Social Injustice Played Out Eastwood Style
Clint Eastwood’s latest film centers on a myriad of social issues and sends a message of conflict resolution as a means to an end. The film also shows us the upside of accepting change and different points of view. Lastly, it teaches how to mentor our youth and the lessons that can be learned in such positive relationships. The film is a brilliant realization of what could happen if people became more accepting of others.
Eastwood at age 78 plays Walt Kowalski a retired Detroit auto worker that built the pristine car he defines himself through, his prized ‘Gran Torino.’ The 1970’s car itself serves as a reminder of the days when the auto industry in this country was on top and its factories were filled to the brim with workers. Walt’s also a Korean War vet and a racial bigot whose language is worse than Archie Bunker’s on the 1971 TV series ‘All in the Family.’ If you know all of these elements up front then consider yourself forewarned, it’s tough to hear all the racial slurs and no holds are barred in this film. (I even heard some new ones.)
The beginning of the film introduces Walt as the snarling, sneering, grunting, sighing, hissing personality that he is. He is not a pleasant character to be around. His own son has struggled throughout his adult life with his dad as well as his immediate relatives.

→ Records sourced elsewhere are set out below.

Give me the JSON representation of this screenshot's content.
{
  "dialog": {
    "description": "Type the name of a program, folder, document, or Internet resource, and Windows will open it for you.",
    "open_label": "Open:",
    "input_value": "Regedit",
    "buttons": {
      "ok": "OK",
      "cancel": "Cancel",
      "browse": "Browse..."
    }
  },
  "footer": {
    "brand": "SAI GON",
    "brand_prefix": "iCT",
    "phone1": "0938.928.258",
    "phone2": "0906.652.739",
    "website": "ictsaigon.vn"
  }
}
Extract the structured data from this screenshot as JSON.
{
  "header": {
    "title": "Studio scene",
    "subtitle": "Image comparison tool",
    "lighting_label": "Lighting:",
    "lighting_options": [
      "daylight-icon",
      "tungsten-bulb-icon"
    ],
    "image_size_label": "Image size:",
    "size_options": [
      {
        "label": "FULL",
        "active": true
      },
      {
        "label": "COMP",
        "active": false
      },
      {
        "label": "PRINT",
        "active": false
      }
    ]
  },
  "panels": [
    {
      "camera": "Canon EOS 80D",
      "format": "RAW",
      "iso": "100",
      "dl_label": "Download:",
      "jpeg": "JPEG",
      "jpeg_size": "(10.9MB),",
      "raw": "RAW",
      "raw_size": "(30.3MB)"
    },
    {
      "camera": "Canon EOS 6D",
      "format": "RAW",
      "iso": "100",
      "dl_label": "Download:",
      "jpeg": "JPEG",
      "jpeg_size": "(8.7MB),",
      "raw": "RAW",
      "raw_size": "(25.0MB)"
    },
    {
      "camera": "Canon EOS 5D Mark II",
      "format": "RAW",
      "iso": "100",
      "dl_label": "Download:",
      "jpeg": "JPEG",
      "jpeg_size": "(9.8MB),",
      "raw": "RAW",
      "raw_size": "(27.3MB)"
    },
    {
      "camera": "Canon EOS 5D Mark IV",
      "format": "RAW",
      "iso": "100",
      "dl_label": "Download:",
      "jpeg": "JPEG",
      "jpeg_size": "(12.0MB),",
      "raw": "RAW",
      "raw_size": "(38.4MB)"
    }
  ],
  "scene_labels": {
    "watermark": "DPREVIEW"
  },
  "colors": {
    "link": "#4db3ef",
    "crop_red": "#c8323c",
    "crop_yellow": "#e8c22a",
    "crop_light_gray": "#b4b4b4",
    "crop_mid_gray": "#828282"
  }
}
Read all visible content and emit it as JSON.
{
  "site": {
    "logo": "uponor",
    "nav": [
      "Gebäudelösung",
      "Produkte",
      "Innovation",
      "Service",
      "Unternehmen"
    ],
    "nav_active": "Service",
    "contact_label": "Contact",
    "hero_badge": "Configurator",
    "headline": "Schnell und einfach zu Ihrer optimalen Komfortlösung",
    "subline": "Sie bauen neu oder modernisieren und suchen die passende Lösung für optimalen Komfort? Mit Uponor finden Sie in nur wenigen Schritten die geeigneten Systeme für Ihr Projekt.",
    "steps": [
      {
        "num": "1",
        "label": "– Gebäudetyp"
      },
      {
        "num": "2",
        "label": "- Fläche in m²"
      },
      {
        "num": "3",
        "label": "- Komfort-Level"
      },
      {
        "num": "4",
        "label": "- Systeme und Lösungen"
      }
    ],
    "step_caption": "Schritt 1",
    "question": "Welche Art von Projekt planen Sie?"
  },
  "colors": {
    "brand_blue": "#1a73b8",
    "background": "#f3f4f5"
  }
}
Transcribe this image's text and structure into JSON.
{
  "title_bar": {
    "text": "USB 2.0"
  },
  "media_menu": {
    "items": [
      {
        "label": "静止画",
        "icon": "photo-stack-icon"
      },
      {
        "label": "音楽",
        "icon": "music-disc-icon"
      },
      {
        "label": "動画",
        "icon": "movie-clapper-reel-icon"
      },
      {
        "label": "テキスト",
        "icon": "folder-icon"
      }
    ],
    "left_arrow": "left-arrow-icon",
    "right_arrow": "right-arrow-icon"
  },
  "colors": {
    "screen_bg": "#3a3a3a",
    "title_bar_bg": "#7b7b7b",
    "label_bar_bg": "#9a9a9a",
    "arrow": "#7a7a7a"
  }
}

Walt even takes on his belated wife’s priest Father Janovich, played convincingly by Christopher Conley, as he attempts to help Walt after her death. All goodwill gestures are greeted with distain. The great thing about Father Janovich is that he doesn’t give up. He goes so far as to seek Walt out at the local neighbor bar and they end up having a drink together. Their discussion is telling as Walt proclaims that he survived the Korean War and Father Janovich states, “Seems like you know a lot more about death than you do living”.
Walt lives in a neighborhood north of Detroit, Michigan that has be integrated by people from the Hmong culture. Hmong refers to an Asian ethnic group in the mountainous regions of southeast Asia and are also one of the largest sub-groups southern China. Large populations can also be found in northern Vietnam, Laos and Thailand. ‘Walt the Bigot’ shows his dislike of his neighbors by spitting, growling and sneering at them. A change of events happens when the next door neighbor a teenager named Thao, played wonderfully by Bee Yang attempts to steal Walt’s Gran Torino as initiation scheme into the neighborhood gang.
Thao is a reluctant participant in the theft all along and has been trying to avoid the gang altogether. The story shifts as Walt decides to mentor the timid, fatherless boy and teach him the ways of the world.
These scenes were my favorite as Walt begins to soften and Thao begins to blossom under Walt’s wing. The Hmong neighbors rally around Walt as he has attempted to keep the gang at a distance. He boldly yells at them, “Get off my lawn!” as he points his hand into the shape of a gun and pulls the imaginary trigger. Its high drama at this point, with high stakes.
In a scene where Walt rescues Thao’s sister Sue played sweetly by Ahney Her, we witness a conflict between Walt and some teens who are about to hurt Sue and her friend Trey played byScott Eastwood, Clint’s son in real life. This scene also sets the tone for further conflict as we are slowly prepared for it by a well timed script.
This film is rated R for the language and violence, although the messages presented in the film are worth viewing if you can get past these elements. Clint’s performance is over-the-top, but this is an extreme film with an important message. We also should remember that this is Hollywood’s adaption of social injustice in our country and has the license to be to dramatic. I’d expect no less.
Sarah Adamson © 2009